More than a year after the Carter administration announced new high-technology trade with China, and months after the Reagan administration broadened that to include the possible sale of arms, U.S. manufacturers say sales are still lagging because of disagreements and resistance among middle-level officials in the Defense, State and Commerce departments.
Christopher H. Phillips, president of the National Council for U.S.-China Trade, told manufacturing executives in a private briefing here that the "striking contrasts between policy pronouncements and policy implementation" were giving Japanese and European competitors a distinct advantage in the China market.
In one instance cited by Phillips, RCA Corp. was twice refused permission in the last days of the Carter administration even to discuss sale of a defensive radar system with Peking, despite an earlier public announcement indicating such sales would be allowed. No relief has come from the Reagan administration so far, despite the fact that RCA has already sold similar equipment to India, which has Soviet military advisers.
Ming Hsu, an RCA staff vice president for international trade relations, said despite the announced U.S. commitment to high-technology trade with China, "There are bureaucrats who just do not want to sell to communist countries." Officials at the State and Defense departments said today it has taken longer than some expected to draft very complex rules guaranteeing that unauthorized offensive weapons do not fall into Chinese hands.
One official acknowledged that some personal opposition to sales to China may be slowing some of the work, but noted that administration announcements of relaxed new trade rules did not emphasize the time needed to write new rules.
"I can understand their frustration," said one military officer involved in the process, "but you can't do these things overnight."
Phillips said in his remarks to members of the Los Angeles area Chamber of Commerce that despite a March, 1980, Carter administration document allowing some defense support equipment to be sold to the Chinese, "the only licenses that have been issued have been one Cessna aircraft and one camera for a Cessna."
A Defense Department official said the Chinese have not demonstrated much interest in buying yet, but a Rockwell International executive said U.S. manufacturers are avoiding talks with the Chinese until they can be sure exactly what they are allowed to sell.
In June, Secretary of State Alexander M. Haig Jr. announced during a trip to Peking that Washington had decided to remove China from the munitions-control restrictions preventing any sale of lethal weapons.
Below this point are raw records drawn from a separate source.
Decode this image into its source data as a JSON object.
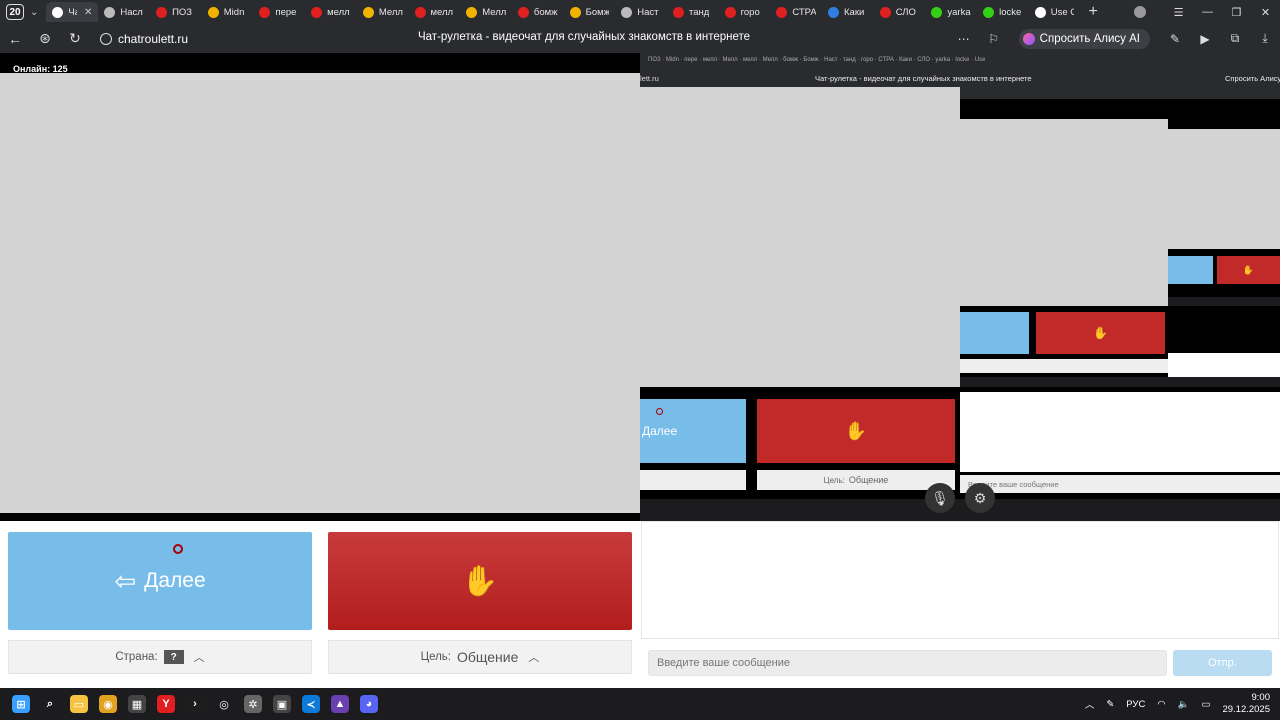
{
  "browser": {
    "tab_count": "20",
    "tabs": [
      {
        "label": "Ча",
        "icon": "chatroulette-icon",
        "color": "#ffffff",
        "active": true
      },
      {
        "label": "Насл",
        "icon": "gear-icon",
        "color": "#bbbbbb"
      },
      {
        "label": "ПОЗ",
        "icon": "yandex-icon",
        "color": "#e02020"
      },
      {
        "label": "Midn",
        "icon": "flag-icon",
        "color": "#f2b200"
      },
      {
        "label": "пере",
        "icon": "yandex-icon",
        "color": "#e02020"
      },
      {
        "label": "мелл",
        "icon": "yandex-icon",
        "color": "#e02020"
      },
      {
        "label": "Мелл",
        "icon": "flag-icon",
        "color": "#f2b200"
      },
      {
        "label": "мелл",
        "icon": "yandex-icon",
        "color": "#e02020"
      },
      {
        "label": "Мелл",
        "icon": "flag-icon",
        "color": "#f2b200"
      },
      {
        "label": "бомж",
        "icon": "yandex-icon",
        "color": "#e02020"
      },
      {
        "label": "Бомж",
        "icon": "flag-icon",
        "color": "#f2b200"
      },
      {
        "label": "Наст",
        "icon": "gear-icon",
        "color": "#bbbbbb"
      },
      {
        "label": "танд",
        "icon": "yandex-icon",
        "color": "#e02020"
      },
      {
        "label": "горо",
        "icon": "yandex-icon",
        "color": "#e02020"
      },
      {
        "label": "СТРА",
        "icon": "yandex-icon",
        "color": "#e02020"
      },
      {
        "label": "Каки",
        "icon": "question-icon",
        "color": "#2f7fe0"
      },
      {
        "label": "СЛО",
        "icon": "yandex-icon",
        "color": "#e02020"
      },
      {
        "label": "yarka",
        "icon": "k-icon",
        "color": "#33d017"
      },
      {
        "label": "locke",
        "icon": "k-icon",
        "color": "#33d017"
      },
      {
        "label": "Use C",
        "icon": "gmail-icon",
        "color": "#ffffff"
      }
    ],
    "url": "chatroulett.ru",
    "page_title": "Чат-рулетка - видеочат для случайных знакомств в интернете",
    "alice_label": "Спросить Алису AI"
  },
  "page": {
    "online_label": "Онлайн: 125",
    "next_button": "Далее",
    "country_label": "Страна:",
    "country_value": "?",
    "goal_label": "Цель:",
    "goal_value": "Общение",
    "message_placeholder": "Введите ваше сообщение",
    "send_label": "Отпр."
  },
  "mirror": {
    "page_title": "Чат-рулетка - видеочат для случайных знакомств в интернете",
    "url_fragment": "lett.ru",
    "alice_label": "Спросить Алису",
    "next_button": "Далее",
    "goal_label": "Цель:",
    "goal_value": "Общение",
    "message_placeholder": "Введите ваше сообщение"
  },
  "taskbar": {
    "apps": [
      {
        "name": "windows-start-icon",
        "color": "#3aa0ff",
        "glyph": "⊞"
      },
      {
        "name": "search-icon",
        "color": "#1c1c1f",
        "glyph": "⌕"
      },
      {
        "name": "file-explorer-icon",
        "color": "#f5c242",
        "glyph": "▭"
      },
      {
        "name": "chrome-icon",
        "color": "#e0a020",
        "glyph": "◉"
      },
      {
        "name": "store-icon",
        "color": "#444444",
        "glyph": "▦"
      },
      {
        "name": "yandex-browser-icon",
        "color": "#e02020",
        "glyph": "Y"
      },
      {
        "name": "terminal-icon",
        "color": "#1d1d1d",
        "glyph": "›"
      },
      {
        "name": "github-desktop-icon",
        "color": "#1c1c1f",
        "glyph": "◎"
      },
      {
        "name": "settings-icon",
        "color": "#666666",
        "glyph": "✲"
      },
      {
        "name": "app-icon",
        "color": "#444444",
        "glyph": "▣"
      },
      {
        "name": "vscode-icon",
        "color": "#0e7ad8",
        "glyph": "≺"
      },
      {
        "name": "obs-icon",
        "color": "#6a3fb0",
        "glyph": "▲"
      },
      {
        "name": "discord-icon",
        "color": "#5865f2",
        "glyph": "◕"
      }
    ],
    "language": "РУС",
    "time": "9:00",
    "date": "29.12.2025"
  }
}
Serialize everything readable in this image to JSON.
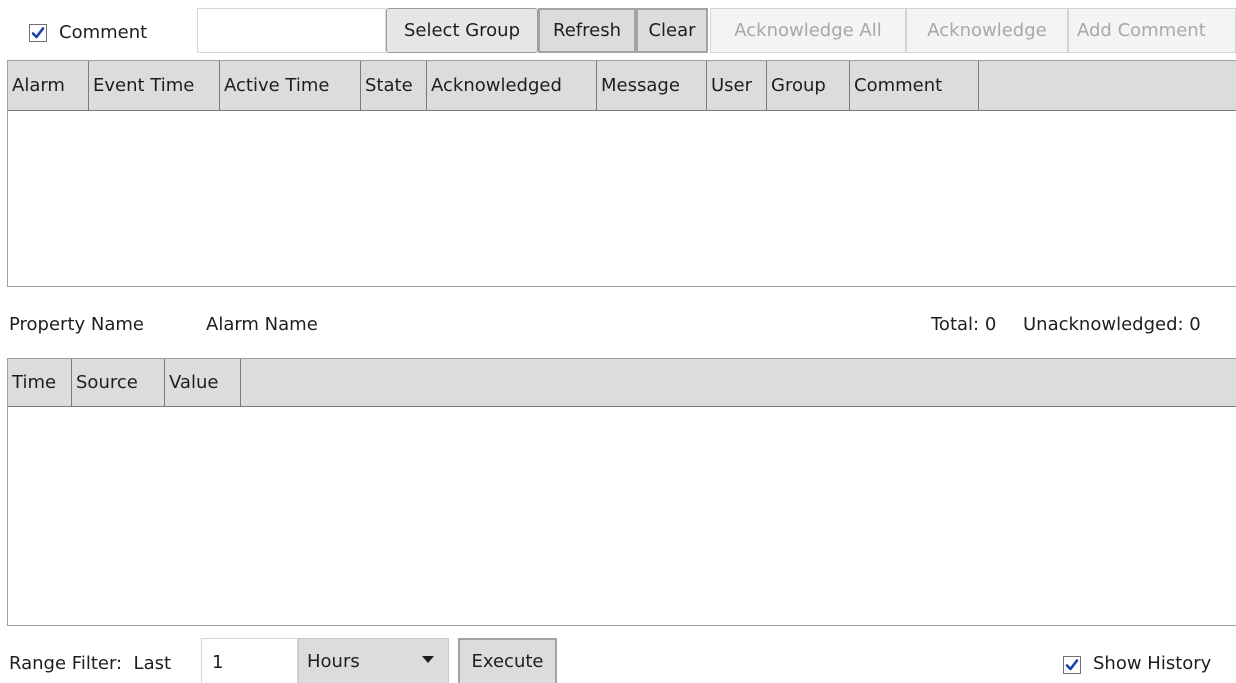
{
  "toolbar": {
    "comment_checkbox": {
      "label": "Comment",
      "checked": true
    },
    "comment_input": {
      "value": ""
    },
    "buttons": [
      {
        "label": "Select Group",
        "enabled": true
      },
      {
        "label": "Refresh",
        "enabled": true
      },
      {
        "label": "Clear",
        "enabled": true
      },
      {
        "label": "Acknowledge All",
        "enabled": false
      },
      {
        "label": "Acknowledge",
        "enabled": false
      },
      {
        "label": "Add Comment",
        "enabled": false
      }
    ]
  },
  "alarm_grid": {
    "columns": [
      "Alarm",
      "Event Time",
      "Active Time",
      "State",
      "Acknowledged",
      "Message",
      "User",
      "Group",
      "Comment",
      ""
    ],
    "rows": []
  },
  "status_bar": {
    "property_name_label": "Property Name",
    "alarm_name_label": "Alarm Name",
    "total_label": "Total: 0",
    "unacknowledged_label": "Unacknowledged: 0"
  },
  "history_grid": {
    "columns": [
      "Time",
      "Source",
      "Value",
      ""
    ],
    "rows": []
  },
  "range_filter": {
    "label": "Range Filter:  Last",
    "value": "1",
    "unit": "Hours",
    "execute_label": "Execute",
    "show_history": {
      "label": "Show History",
      "checked": true
    }
  },
  "colors": {
    "header_bg": "#dcdcdc",
    "check_mark": "#1c3fa8",
    "disabled_text": "#a8a8a8"
  }
}
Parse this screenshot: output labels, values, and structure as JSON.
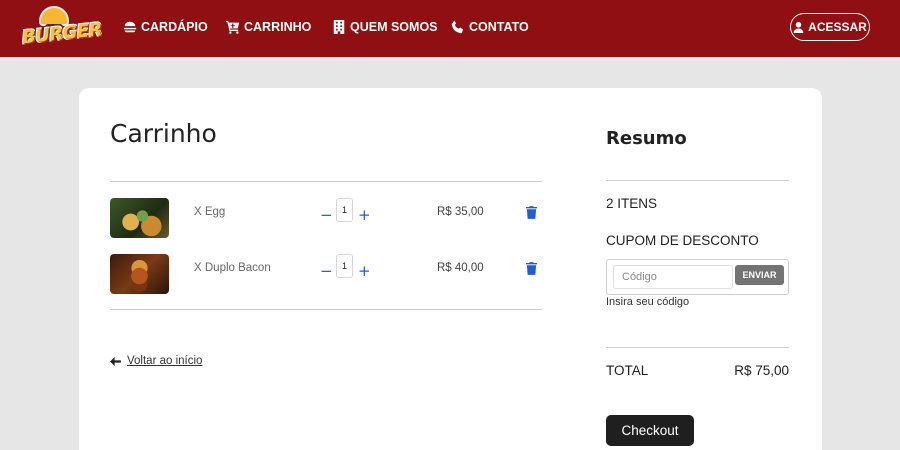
{
  "brand": {
    "logo_text": "BURGER",
    "accent_color": "#8f0f12"
  },
  "nav": {
    "items": [
      {
        "label": "CARDÁPIO",
        "icon": "burger-icon"
      },
      {
        "label": "CARRINHO",
        "icon": "cart-icon"
      },
      {
        "label": "QUEM SOMOS",
        "icon": "building-icon"
      },
      {
        "label": "CONTATO",
        "icon": "phone-icon"
      }
    ],
    "login_label": "ACESSAR",
    "login_icon": "user-icon"
  },
  "cart": {
    "title": "Carrinho",
    "items": [
      {
        "name": "X Egg",
        "quantity": "1",
        "price": "R$ 35,00",
        "image_icon": "x-egg-burger-image"
      },
      {
        "name": "X Duplo Bacon",
        "quantity": "1",
        "price": "R$ 40,00",
        "image_icon": "x-duplo-bacon-burger-image"
      }
    ],
    "minus_label": "−",
    "plus_label": "+",
    "back_label": "Voltar ao início"
  },
  "summary": {
    "title": "Resumo",
    "items_count": "2 ITENS",
    "coupon_label": "CUPOM DE DESCONTO",
    "coupon_placeholder": "Código",
    "coupon_button": "ENVIAR",
    "coupon_hint": "Insira seu código",
    "total_label": "TOTAL",
    "total_value": "R$ 75,00",
    "checkout_label": "Checkout"
  }
}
Haig said Chinese arms requests would be considered on a "case-by-case basis" when the restrictions were lifted.
But Phillips said no items on the munitions list had been sold to China, and Defense Department officials have told U.S. companies that as far as the Pentagon is concerned the policy has not changed.
A Defense Department official confirmed that a decision to liberalize sale of dual use (military and civilian) equipment to China had been delayed. The official said Defense and Commerce officials were still discussing rules for the liberalization, including how to decide which equipment sales need not be reviewed by U.S. allies.
Karen Berney, a staff member with Phillips' National Council, which serves as the principal private liaison between U.S. businessmen and Peking, said the need for some review by allies may further hinder U.S. technology trade. Washington has vetoed sale of one Japanese computer to the Chinese Railway Ministry, she said, because U.S. officials concluded that the computer was more sophisticated than needed for the job and might have an unauthorized military potential. Some American businessmen now fear the Japanese may veto some U.S. sales in turn.
In his remarks, Phillips also expressed fear that economic and diplomatic relations with Peking could be hurt badly if the Reagan administration allows the sale of an improved jet fighter to Taiwan.